Link Search Menu Expand Document

Algorithm Bounds

Table of contents

  1. Some math problems
  2. Ultimate Comparison Sort
  3. Puppy, cat, dog
  4. Sorting lower bound
  5. Algorithm lower bounds
  6. Algorithms for change
  7. How far we’ve come
  8. What’s next?

Some math problems

Ultimate Comparison Sort

Puppy, cat, dog

Sorting lower bound

Algorithm lower bounds

How can we apply the sorting lower bound to other problems in data structures and algorithms?

Question 1

Consider a priority queue implementation that guarantees worst-case Θ(1) runtime for all methods. Without knowing anything about the optimization, give a runtime argument for why this optimization is impossible. (What would this suggest about the worst-case runtime for heapsort?)

Question 2

Earlier, we learned that the problem of finding duplicates in an array reduces to sorting. If we know that the worst-case runtime for comparison-based sorting algorithms must be in Ω(Nlog N), is it true that the worst-case runtime for any duplicate-finding algorithm must also be in Ω(Nlog N)?


A reduction to sorting is just one approach to detecting duplicates! Learning something about one algorithm for solving a problem doesn’t preclude other possible algorithms.

We could alternatively use a HashSet. Instantiate an empty HashSet. For each element in the (unsorted) input array, first check if it is in the HashSet. If the element is already in the HashSet, return true. Otherwise, add it to the HashSet and continue to the next element.

Algorithms for change

How far we’ve come

Starting with search trees, we designed faster data structures and algorithms: design as optimization.

DNA Indexing
Comparing tree search structures against array search algorithms.

But beyond understanding the past, algorithms are about shaping the future: design as engineering.

Content Moderation
Optimizing algorithms with a composition of data structures.

Beyond data structures, how we model problems determines social outcomes: design as philosophy.

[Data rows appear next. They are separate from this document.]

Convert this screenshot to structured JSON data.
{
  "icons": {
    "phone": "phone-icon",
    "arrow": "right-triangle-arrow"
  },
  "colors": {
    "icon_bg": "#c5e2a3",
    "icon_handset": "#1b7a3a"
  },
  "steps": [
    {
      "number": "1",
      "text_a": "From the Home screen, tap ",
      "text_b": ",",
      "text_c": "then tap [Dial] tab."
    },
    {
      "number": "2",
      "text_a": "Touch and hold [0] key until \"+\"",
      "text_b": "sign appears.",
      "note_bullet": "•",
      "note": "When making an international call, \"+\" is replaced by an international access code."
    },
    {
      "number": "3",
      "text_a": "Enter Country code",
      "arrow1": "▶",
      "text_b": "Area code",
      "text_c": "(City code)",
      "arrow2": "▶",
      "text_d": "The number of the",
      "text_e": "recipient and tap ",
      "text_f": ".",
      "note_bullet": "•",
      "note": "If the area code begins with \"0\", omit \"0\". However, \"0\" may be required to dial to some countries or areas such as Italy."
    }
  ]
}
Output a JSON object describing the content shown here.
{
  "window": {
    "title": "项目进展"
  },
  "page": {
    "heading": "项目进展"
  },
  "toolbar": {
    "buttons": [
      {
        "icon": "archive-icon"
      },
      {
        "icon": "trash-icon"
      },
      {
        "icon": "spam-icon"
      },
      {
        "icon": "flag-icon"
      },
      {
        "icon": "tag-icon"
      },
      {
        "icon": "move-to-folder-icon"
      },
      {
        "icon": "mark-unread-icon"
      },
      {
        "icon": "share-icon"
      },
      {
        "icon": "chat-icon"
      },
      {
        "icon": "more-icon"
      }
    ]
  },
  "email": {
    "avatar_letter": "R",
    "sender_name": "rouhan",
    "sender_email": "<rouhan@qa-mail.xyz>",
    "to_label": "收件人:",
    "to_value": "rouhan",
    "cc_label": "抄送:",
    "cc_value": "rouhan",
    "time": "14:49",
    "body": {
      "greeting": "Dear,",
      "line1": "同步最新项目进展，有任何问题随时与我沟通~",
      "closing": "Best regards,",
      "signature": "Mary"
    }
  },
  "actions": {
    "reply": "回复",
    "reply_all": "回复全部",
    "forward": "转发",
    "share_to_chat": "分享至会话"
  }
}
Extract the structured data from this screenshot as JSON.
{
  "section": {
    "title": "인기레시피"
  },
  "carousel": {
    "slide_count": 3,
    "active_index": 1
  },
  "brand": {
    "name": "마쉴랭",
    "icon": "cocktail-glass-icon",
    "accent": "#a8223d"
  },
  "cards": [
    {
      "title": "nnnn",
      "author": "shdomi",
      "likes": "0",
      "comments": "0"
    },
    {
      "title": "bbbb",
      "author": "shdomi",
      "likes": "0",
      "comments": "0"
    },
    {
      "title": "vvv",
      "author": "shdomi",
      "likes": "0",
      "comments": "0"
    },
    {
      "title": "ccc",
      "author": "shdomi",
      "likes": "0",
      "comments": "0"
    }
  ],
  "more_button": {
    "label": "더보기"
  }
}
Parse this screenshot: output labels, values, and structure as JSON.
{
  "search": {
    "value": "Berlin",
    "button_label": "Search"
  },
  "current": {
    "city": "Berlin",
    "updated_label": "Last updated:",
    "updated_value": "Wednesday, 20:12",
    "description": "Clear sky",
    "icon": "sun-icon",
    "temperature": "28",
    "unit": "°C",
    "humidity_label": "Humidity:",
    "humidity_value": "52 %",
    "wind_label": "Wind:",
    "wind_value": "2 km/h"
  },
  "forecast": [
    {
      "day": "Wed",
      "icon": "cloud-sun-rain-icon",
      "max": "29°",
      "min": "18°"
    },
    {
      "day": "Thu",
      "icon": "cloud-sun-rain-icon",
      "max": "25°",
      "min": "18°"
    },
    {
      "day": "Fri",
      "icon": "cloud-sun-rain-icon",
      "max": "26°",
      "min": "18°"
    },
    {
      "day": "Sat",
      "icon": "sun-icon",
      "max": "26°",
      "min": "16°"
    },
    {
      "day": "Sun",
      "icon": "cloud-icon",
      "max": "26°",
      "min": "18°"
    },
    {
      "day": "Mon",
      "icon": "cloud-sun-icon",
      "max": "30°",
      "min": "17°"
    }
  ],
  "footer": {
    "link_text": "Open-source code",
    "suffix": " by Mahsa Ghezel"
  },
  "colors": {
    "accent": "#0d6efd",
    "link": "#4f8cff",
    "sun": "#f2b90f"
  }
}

Image Processing
Comparing graph abstractions and algorithms for DAG shortest paths.

What’s next?

Learning about data structures and algorithms opens the door to the broader field of computer science. What interests you?

CSE 374: Intermediate Programming Concepts and Tools
Learn popular tools used by professional programmers and exactly how hardware and code interact inside a physical computer.
CSE 413: Programming Languages
Learn new ways of thinking about problems through studying different programming languages as well as how they work under the hood.
CSE 414: Database Systems
Learn how to store, access, and query huge amounts of data in databases—more than what you can store in memory-backed data structures.
CSE 415: Artificial Intelligence
Learn about computational models of human cognition and techniques for learning, understanding signals, and solving problems.
CSE 416: Machine Learning
Learn how to apply machine learning algorithms to solve some of the hardest problems that we faced this quarter.
CSE 163: Intermediate Data Programming
Learn programming concepts, libraries, and tools to help people answer complicated questions and make informed decisions.
CSE 154: Web Programming
Learn the foundations and fundamentals of web development and web technologies to develop websites and web apps.

The entire field of computer science is now accessible to you: the research project is one way to start digging into all of the online learning resources with help from your project team. You’ve learned the fundamentals of algorithm design, analysis, and critique from three perspectives: design optimization, engineering, and philosophy. And in today’s lesson, we learned about what algorithms can and can’t do: design alone as insufficient.

Research Project
Exploring possibilities and limits of data structures and algorithms.